  • They are unable to carry out their job because they lack the necessary skills required (for example, a sales manager has consistently failed to meet reasonable sales targets despite receiving additional support and training).
  • They are on long-term sick leave and cannot return to their job.
  • Their job is redundant (for example, if your business is declining or your workplace is facing closure). Do not use redundancy as an easy alternative to dismissing an employee for poor performance. The “redundant” employee could make a claim for unfair dismissal.
  • They have reached their contractual retirement date or the default national retirement age of 65. Your business is legally obliged to consider an employee’s request to work beyond their retirement age. Your business is also obliged to comply with the notification requirements in advance of an employee’s proposed retirement date. If you do not comply with the requirements the dismissal will be unfair.
  • Continuing to employ them would be illegal (for example, you have discovered that your employee’s immigration status does not permit them to work).Be very careful when establishing the grounds for dismissal as using any other reasons could result in a claim for unfair dismissal.

3. Always follow the correct procedure

  • Even if your business has established a potentially fair reason for dismissing an employee, you still must follow the correct procedure. Failure to do so could lead to a claim for unfair dismissal.
  • Generally, an employee must have been employed for one year before they can bring a claim against your business for unfair dismissal.
  • However, certain dismissals are deemed to be automatically unfair and an employee is protected as soon as they start work. These include dismissals connected with:
    • pregnancy;
    • parental leave;
    • requests for flexible working;
    • whistleblowing; or
    • jury service.

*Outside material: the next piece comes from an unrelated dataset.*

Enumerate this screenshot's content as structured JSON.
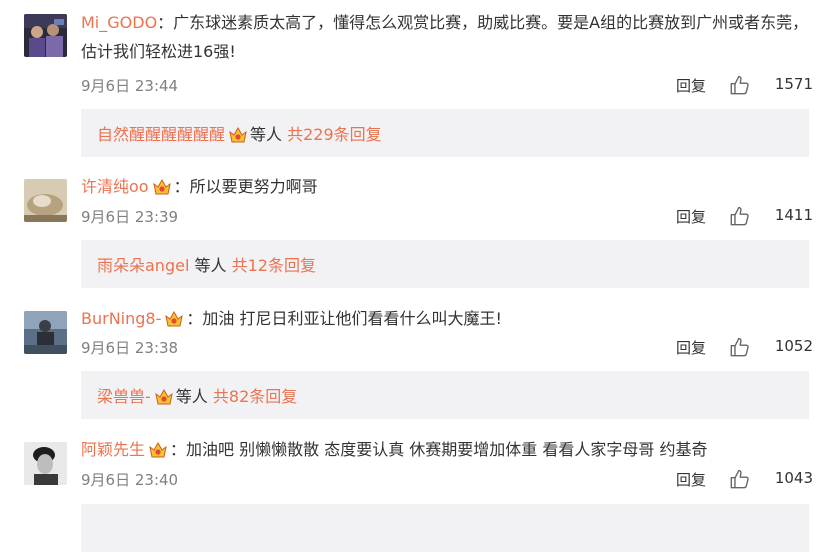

4. Check your employee’s contract

It is possible to dismiss an employee fairly but still be in breach of contract if you have not given them the correct notice under their contract. Your business does not want to take any action that could breach an employee’s contract because:

  • It may lose valuable protections in the contract such as post-employment restrictions (for example, stopping your employee going to work for a competitor).
  • Your employee may have a claim for breach of contract (for example, if your business fails to give them their contractual notice period or pay a contractual bonus).
Dismissing an Employee